Says BTM_Pix about the development:
“I few days later, I had the time to look over the data and was dreading having to sift through it to create yet another different version. To say I had a slight eyebrow raise when looking at the first few lines would be an understatement.
“Whilst the Leica T had some similarities to the original Panasonic protocol, what I was looking at from the Q wasn’t just similar to the original Panasonic protocol, it actually WAS the Panasonic protocol.”
So Panasonic has been involved in L-mount on the technical side for a LONG TIME, but it is Leica who hold the license to invite other companies into the fold and use the mount. That’s how Sigma got involved.
You’ll notice from the Leica SL that the mount is considerably smaller in diameter than the Nikon Z7, does that put the Panasonic S1R at a disadvantage? Not according to Sigma in their interview with DPReview at Photokina. CEO Kazuto Yamaki claims slower aperture, smaller lenses on a wide diameter mount like Nikon Z will have a funnel shape where the back of the lens is larger than the front, which is obviously undesirable aesthetically.
The wonderful thing for Leica SL users is that the life of that camera just got extended. System ownership will be much more affordable next year when Sigma release native ART primes with AF for L mount. No longer are we locked into Leica’s expensive optics exclusively.
“We’ll start shipping our first L mount lenses sometime in the middle of next year.” – Sigma CEO
As for EOS R and Z mount, it’s a HUGE mistake for Canon and Nikon not to license the mount to Sigma and other manufacturers.
“We have a great interest in the two new systems but right now I have no plans.” – Sigma CEO
Given the number of people who bought Sigma’s ART lenses for EF and F mount DSLRs, to not have native versions of these for Canon and Nikon mirrorless cameras puts those systems at a significant disadvantage vs the Panasonic S1R and Leica SL.
Using the EF mount lenses via an adapter on an EOS R works, but it’s not the same as having a native lens especially designed for the more modern mount, in terms of the optics, electronics, housing and size.
Sigma put the mirrorless lens sales at 70% in four years vs 30% for DSLRs. Canon and Nikon seem to want to take as much of that growing market of lenses for themselves as possible before inviting anybody else in, and that’s to the detriment of the customer who might choose to buy a Sony, Leica or Panasonic instead or even Sigma’s new L mount mirrorless camera with full frame Foveon sensor.
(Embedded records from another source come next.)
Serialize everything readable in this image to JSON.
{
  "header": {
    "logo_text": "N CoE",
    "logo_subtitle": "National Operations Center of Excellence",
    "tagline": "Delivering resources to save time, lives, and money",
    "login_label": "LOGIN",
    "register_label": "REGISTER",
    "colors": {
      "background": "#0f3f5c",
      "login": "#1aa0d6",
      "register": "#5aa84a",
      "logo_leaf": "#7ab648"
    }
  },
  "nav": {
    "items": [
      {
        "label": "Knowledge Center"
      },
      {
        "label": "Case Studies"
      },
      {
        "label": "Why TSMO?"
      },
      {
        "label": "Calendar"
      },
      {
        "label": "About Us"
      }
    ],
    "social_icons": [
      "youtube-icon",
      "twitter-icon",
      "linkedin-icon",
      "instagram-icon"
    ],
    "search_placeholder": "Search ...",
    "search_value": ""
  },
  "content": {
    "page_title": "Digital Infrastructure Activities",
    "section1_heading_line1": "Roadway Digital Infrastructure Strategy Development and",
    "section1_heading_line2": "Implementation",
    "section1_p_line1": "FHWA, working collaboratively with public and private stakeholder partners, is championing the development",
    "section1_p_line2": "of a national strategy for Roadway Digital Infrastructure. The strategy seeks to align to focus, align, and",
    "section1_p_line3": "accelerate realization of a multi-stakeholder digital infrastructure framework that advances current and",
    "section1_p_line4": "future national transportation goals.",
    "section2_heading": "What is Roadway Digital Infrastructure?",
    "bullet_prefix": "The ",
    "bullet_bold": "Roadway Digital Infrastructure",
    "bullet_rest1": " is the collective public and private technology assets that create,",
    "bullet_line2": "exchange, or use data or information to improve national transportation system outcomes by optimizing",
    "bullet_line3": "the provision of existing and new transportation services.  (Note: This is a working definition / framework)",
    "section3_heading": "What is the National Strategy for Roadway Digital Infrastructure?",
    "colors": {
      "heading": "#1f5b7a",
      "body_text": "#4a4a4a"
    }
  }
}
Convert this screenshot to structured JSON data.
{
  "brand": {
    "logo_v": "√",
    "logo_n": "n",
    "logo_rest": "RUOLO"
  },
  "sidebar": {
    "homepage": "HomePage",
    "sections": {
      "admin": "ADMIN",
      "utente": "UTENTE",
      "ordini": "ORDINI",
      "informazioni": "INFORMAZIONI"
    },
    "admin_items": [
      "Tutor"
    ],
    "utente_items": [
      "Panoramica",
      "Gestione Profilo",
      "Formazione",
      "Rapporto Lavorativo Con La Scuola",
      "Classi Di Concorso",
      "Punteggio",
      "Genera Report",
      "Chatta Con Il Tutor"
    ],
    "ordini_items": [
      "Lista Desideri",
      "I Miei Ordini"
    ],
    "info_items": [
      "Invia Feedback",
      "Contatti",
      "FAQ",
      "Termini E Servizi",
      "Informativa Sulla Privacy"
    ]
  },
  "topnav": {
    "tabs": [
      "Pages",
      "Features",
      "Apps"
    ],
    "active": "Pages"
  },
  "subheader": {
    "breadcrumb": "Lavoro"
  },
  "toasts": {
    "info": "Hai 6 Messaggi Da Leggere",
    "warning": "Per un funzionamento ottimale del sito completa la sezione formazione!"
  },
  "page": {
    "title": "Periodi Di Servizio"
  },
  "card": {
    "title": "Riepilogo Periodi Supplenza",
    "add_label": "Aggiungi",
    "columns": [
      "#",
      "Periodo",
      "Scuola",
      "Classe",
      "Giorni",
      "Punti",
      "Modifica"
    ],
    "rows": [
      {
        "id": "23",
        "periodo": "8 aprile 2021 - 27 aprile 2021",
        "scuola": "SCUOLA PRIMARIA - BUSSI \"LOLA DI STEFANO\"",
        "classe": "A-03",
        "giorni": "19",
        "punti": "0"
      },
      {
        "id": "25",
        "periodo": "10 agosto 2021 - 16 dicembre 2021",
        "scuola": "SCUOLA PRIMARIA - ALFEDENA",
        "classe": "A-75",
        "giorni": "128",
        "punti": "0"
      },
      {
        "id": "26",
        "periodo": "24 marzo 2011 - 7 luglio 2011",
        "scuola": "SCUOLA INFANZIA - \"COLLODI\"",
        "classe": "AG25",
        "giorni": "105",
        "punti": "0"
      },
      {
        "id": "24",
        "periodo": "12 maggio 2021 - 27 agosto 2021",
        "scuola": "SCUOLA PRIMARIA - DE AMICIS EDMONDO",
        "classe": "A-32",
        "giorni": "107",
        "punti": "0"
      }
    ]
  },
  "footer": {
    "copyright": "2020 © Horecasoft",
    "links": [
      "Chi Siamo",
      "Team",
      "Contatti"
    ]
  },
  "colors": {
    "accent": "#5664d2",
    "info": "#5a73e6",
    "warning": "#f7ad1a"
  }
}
Based on my experience of the latest Foveon sensor in the Quattro SD, it’s one of the most film like of ALL sensors at low ISOs for colour and resolution. A further step and the new mount will make a full frame Quattro a very appealing option for photography.
The Olympus and Fujifilm link
What became clear after Photokina was that Olympus appear to be working on full frame lenses, but have not shown an interest in using L-mount. Likewise, Leica have not invited Olympus to the fray. Remember, that only Leica can license L-mount to other companies. I have no doubt Olympus will come up with a full frame camera but it looks increasingly likely it won’t be L-mount. Fujifilm meanwhile, are working with Panasonic on a full frame organic sensor. These are showing up with some incredible results in the lab but mass production is still 2-3 years away and it remains to be seen what speed these chips can be run at, which determines how useful they are for video and not just stills. With Fujifilm a key partner with Panasonic on sensors, could Leica license L-mount to Fuji so they can make use of a full frame organic sensor in an X-T3-style body? I’d say the alliance would be even stronger with Fuji involved and it would be another camera for which Fuji, Sigma, Leica and Panasonic could sell lenses.